4 Now, in looking at this discussion in the Nicomachean Ethics, it is important to notice that it is not focused, as modern readers apparently can hardly help thinking, on cases of acute mental conflict, that is to say, on cases in which we sit there anguished, tormented, torn apart by two conflicting desires which pull us in opposite directions, while we try to make up our mind which direction to take. We tend to read Aristotle in this way, because we have a certain conception of the mind which we project onto Aristotle.
First, the Stoics can only develop a notion of a will, because they have a certain notion of the mind. But they have developed this notion of the mind in opposition to Plato's and Aristotle's notion of the mind, or rather of the soul. Second, we should reassure ourselves that we have understood not only that Aristotle does not have a notion of a free will but also why he does not have a notion of a free will. Third, there will come a time in late antiquity when Aristotle is studied again with great care by philosophers and when at least some of his writings are recommended, if not required, reading for any highly educated person.
And, largely due to the influence of mainstream Christianity, it came to be a notion which, in one version or another, gained almost universal acceptance. People quite generally, whether followers of Stoicism, Platonism, or mainstream Christianity, felt committed to a belief in a free will.

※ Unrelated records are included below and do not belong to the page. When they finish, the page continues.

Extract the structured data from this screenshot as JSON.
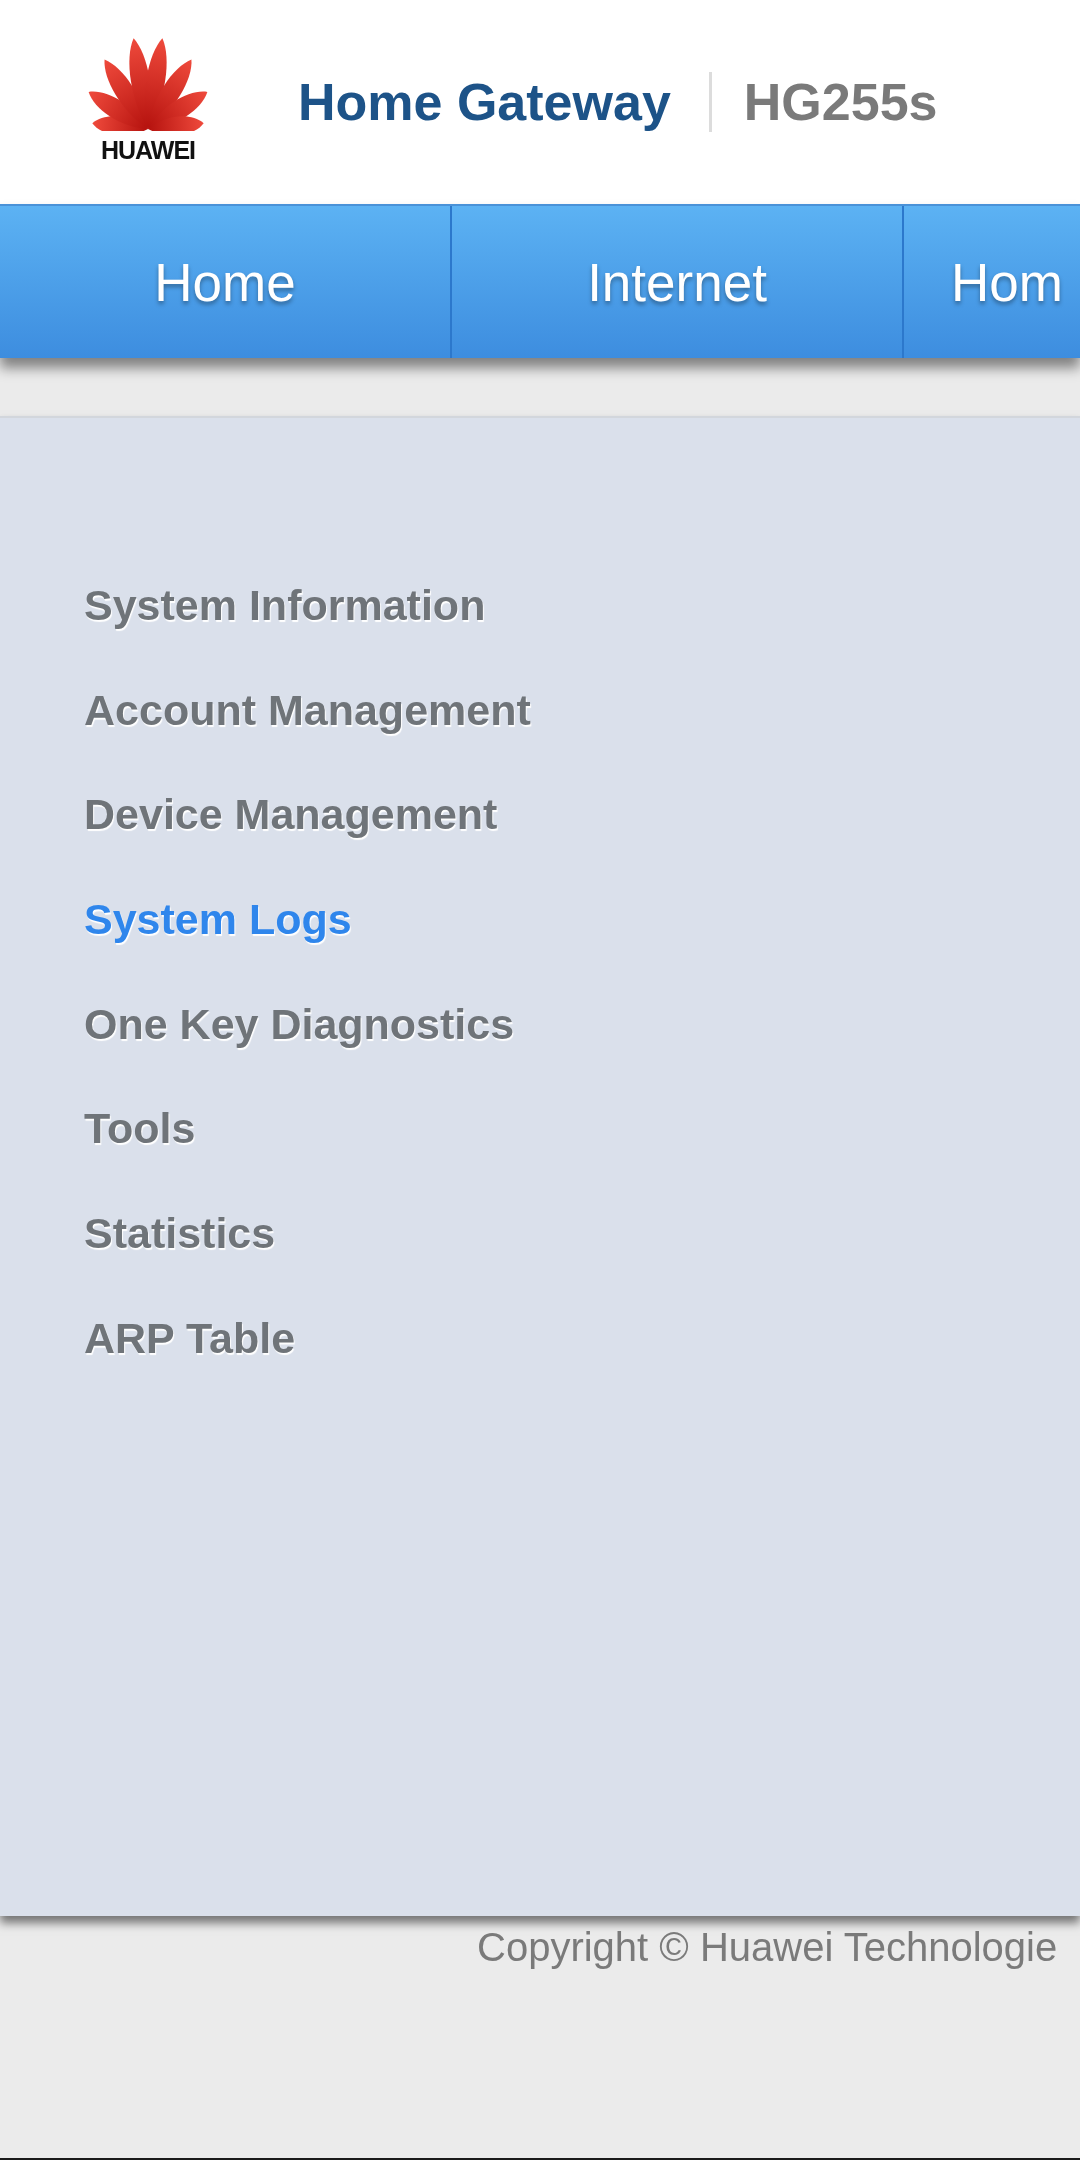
{
  "header": {
    "logo_text": "HUAWEI",
    "title": "Home Gateway",
    "model": "HG255s"
  },
  "nav_tabs": [
    {
      "label": "Home",
      "selected": false
    },
    {
      "label": "Internet",
      "selected": false
    },
    {
      "label": "Hom",
      "selected": false
    }
  ],
  "menu": {
    "items": [
      {
        "label": "System Information",
        "selected": false
      },
      {
        "label": "Account Management",
        "selected": false
      },
      {
        "label": "Device Management",
        "selected": false
      },
      {
        "label": "System Logs",
        "selected": true
      },
      {
        "label": "One Key Diagnostics",
        "selected": false
      },
      {
        "label": "Tools",
        "selected": false
      },
      {
        "label": "Statistics",
        "selected": false
      },
      {
        "label": "ARP Table",
        "selected": false
      }
    ]
  },
  "footer": {
    "copyright": "Copyright © Huawei Technologie"
  }
}
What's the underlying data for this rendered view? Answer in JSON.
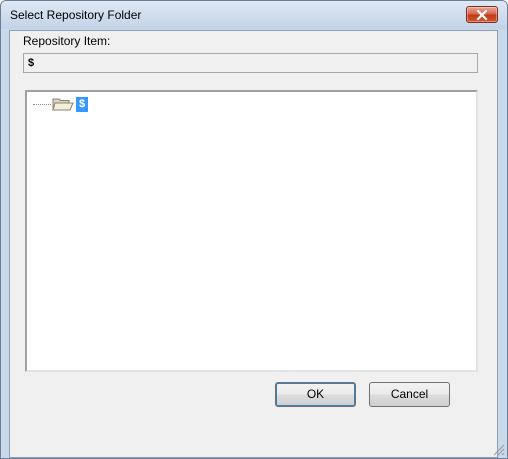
{
  "window": {
    "title": "Select Repository Folder"
  },
  "repository": {
    "label": "Repository Item:",
    "value": "$"
  },
  "tree": {
    "items": [
      {
        "label": "$",
        "selected": true,
        "icon": "folder-open-icon"
      }
    ]
  },
  "buttons": {
    "ok": "OK",
    "cancel": "Cancel"
  },
  "colors": {
    "selection": "#3399ff",
    "close_button": "#c23b1d"
  }
}
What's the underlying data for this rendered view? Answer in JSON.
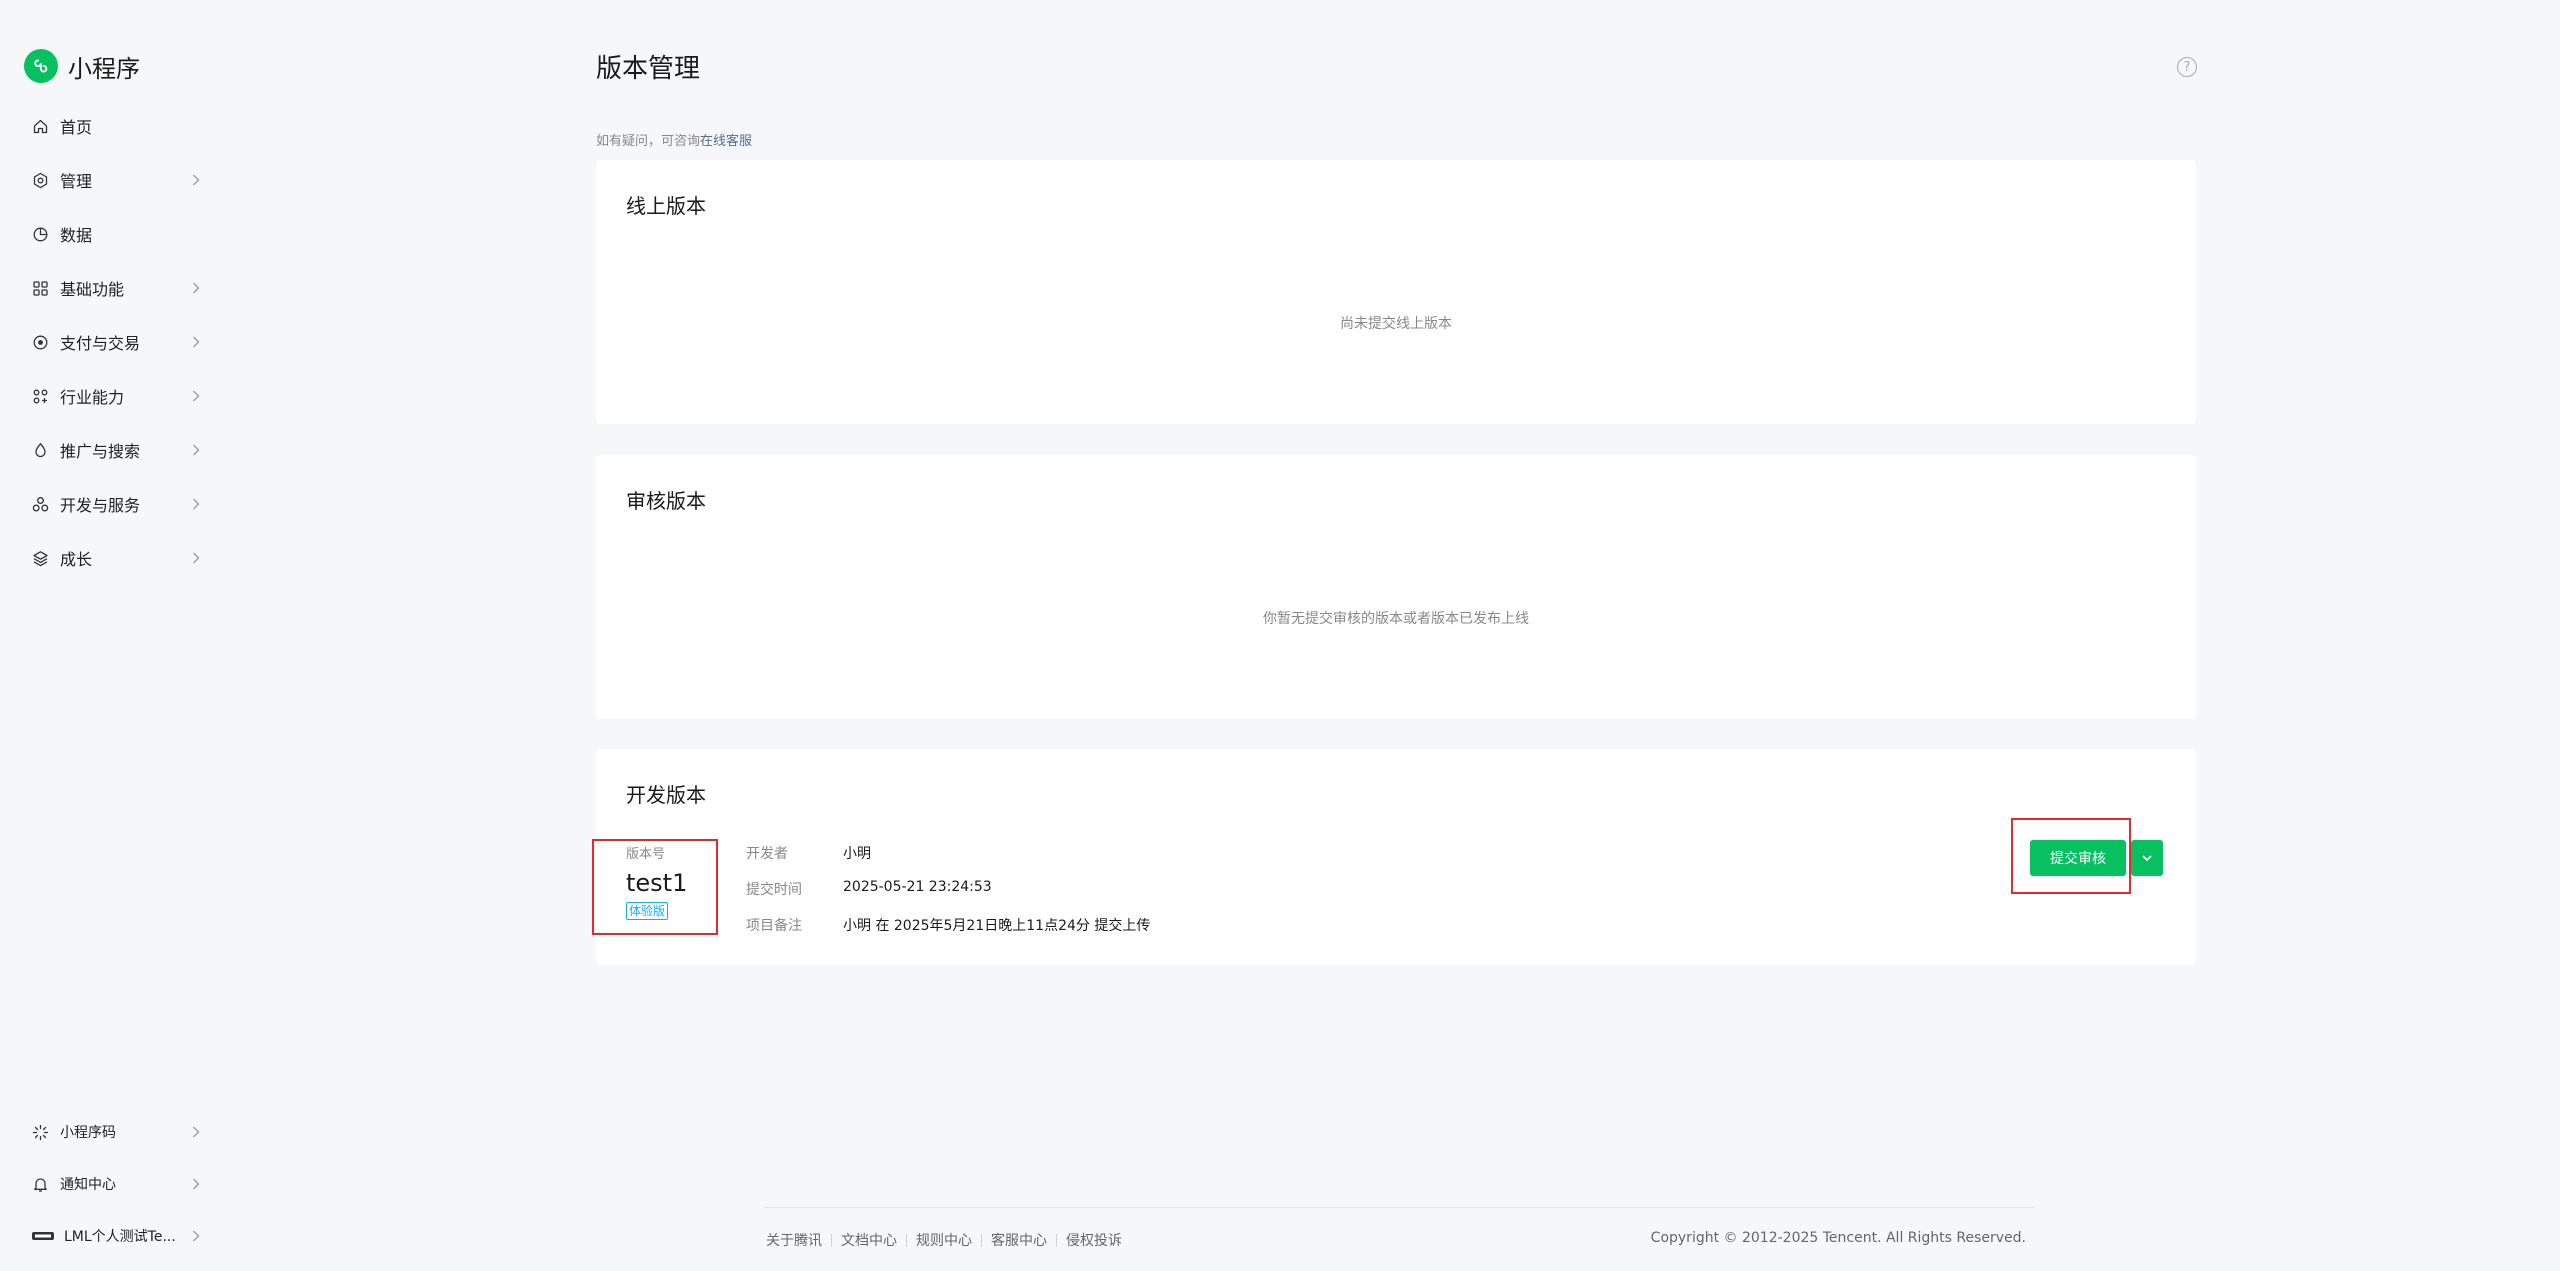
{
  "brand": {
    "name": "小程序",
    "color": "#07c160"
  },
  "sidebar": {
    "items": [
      {
        "label": "首页",
        "icon": "home-icon",
        "has_arrow": false
      },
      {
        "label": "管理",
        "icon": "settings-icon",
        "has_arrow": true
      },
      {
        "label": "数据",
        "icon": "pie-chart-icon",
        "has_arrow": false
      },
      {
        "label": "基础功能",
        "icon": "grid-icon",
        "has_arrow": true
      },
      {
        "label": "支付与交易",
        "icon": "pay-icon",
        "has_arrow": true
      },
      {
        "label": "行业能力",
        "icon": "industry-icon",
        "has_arrow": true
      },
      {
        "label": "推广与搜索",
        "icon": "promote-icon",
        "has_arrow": true
      },
      {
        "label": "开发与服务",
        "icon": "dev-icon",
        "has_arrow": true
      },
      {
        "label": "成长",
        "icon": "growth-icon",
        "has_arrow": true
      }
    ],
    "bottom": [
      {
        "label": "小程序码",
        "icon": "qrcode-icon"
      },
      {
        "label": "通知中心",
        "icon": "bell-icon"
      },
      {
        "label": "LML个人测试Te...",
        "icon": "account-avatar-icon"
      }
    ]
  },
  "page": {
    "title": "版本管理",
    "tip_prefix": "如有疑问，可咨询",
    "tip_link": "在线客服"
  },
  "online": {
    "title": "线上版本",
    "empty": "尚未提交线上版本"
  },
  "review": {
    "title": "审核版本",
    "empty": "你暂无提交审核的版本或者版本已发布上线"
  },
  "dev": {
    "title": "开发版本",
    "version_label": "版本号",
    "version": "test1",
    "badge": "体验版 ",
    "developer_label": "开发者",
    "developer": "小明",
    "time_label": "提交时间",
    "time": "2025-05-21 23:24:53",
    "note_label": "项目备注",
    "note": "小明 在 2025年5月21日晚上11点24分 提交上传",
    "submit_label": "提交审核"
  },
  "footer": {
    "links": [
      "关于腾讯",
      "文档中心",
      "规则中心",
      "客服中心",
      "侵权投诉"
    ],
    "copyright": "Copyright © 2012-2025 Tencent. All Rights Reserved."
  },
  "colors": {
    "accent": "#07c160",
    "link": "#576b95",
    "highlight": "#e8262f",
    "badge": "#10aeff"
  }
}
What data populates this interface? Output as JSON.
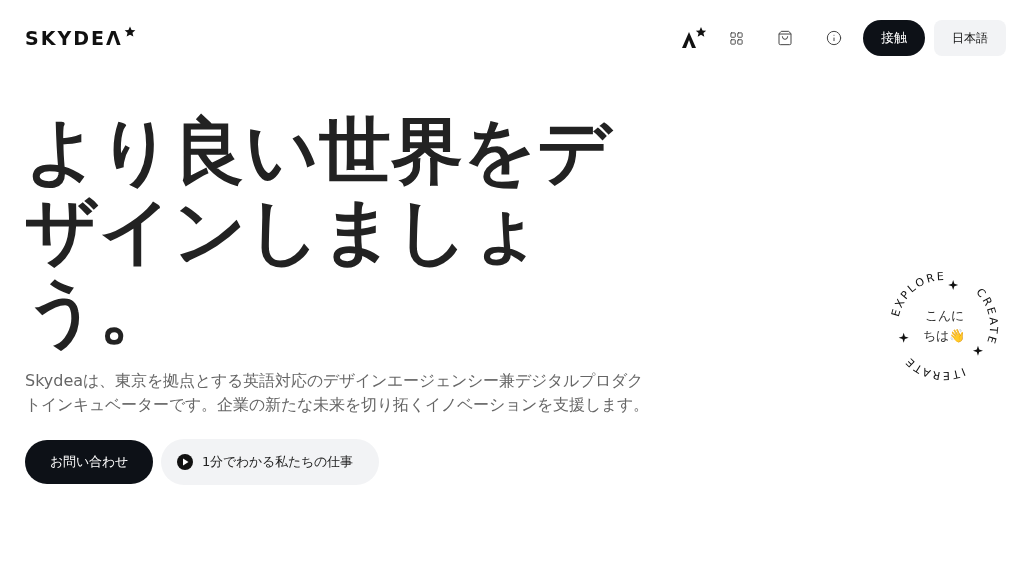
{
  "header": {
    "logo": "SKYDEΛ",
    "contact_button": "接触",
    "language_button": "日本語"
  },
  "hero": {
    "heading": "より良い世界をデザインしましょう。",
    "description": "Skydeaは、東京を拠点とする英語対応のデザインエージェンシー兼デジタルプロダクトインキュベーターです。企業の新たな未来を切り拓くイノベーションを支援します。",
    "primary_button": "お問い合わせ",
    "video_button": "1分でわかる私たちの仕事"
  },
  "badge": {
    "words": [
      "EXPLORE",
      "CREATE",
      "ITERATE"
    ],
    "greeting": "こんにちは👋"
  }
}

Even if they themselves were not able to give a theoretical account of what a free will is, they relied on such an account's being available. This had the effect that the mere assumption that sometimes we are responsible for what we are doing, since we do it not because we are forced to but because we ourselves want to, came to be regarded as tantamount to a belief in a free will.
A free will : origins of the notion in ancient thought by Michæl Frede, A. A. Long, David Sedley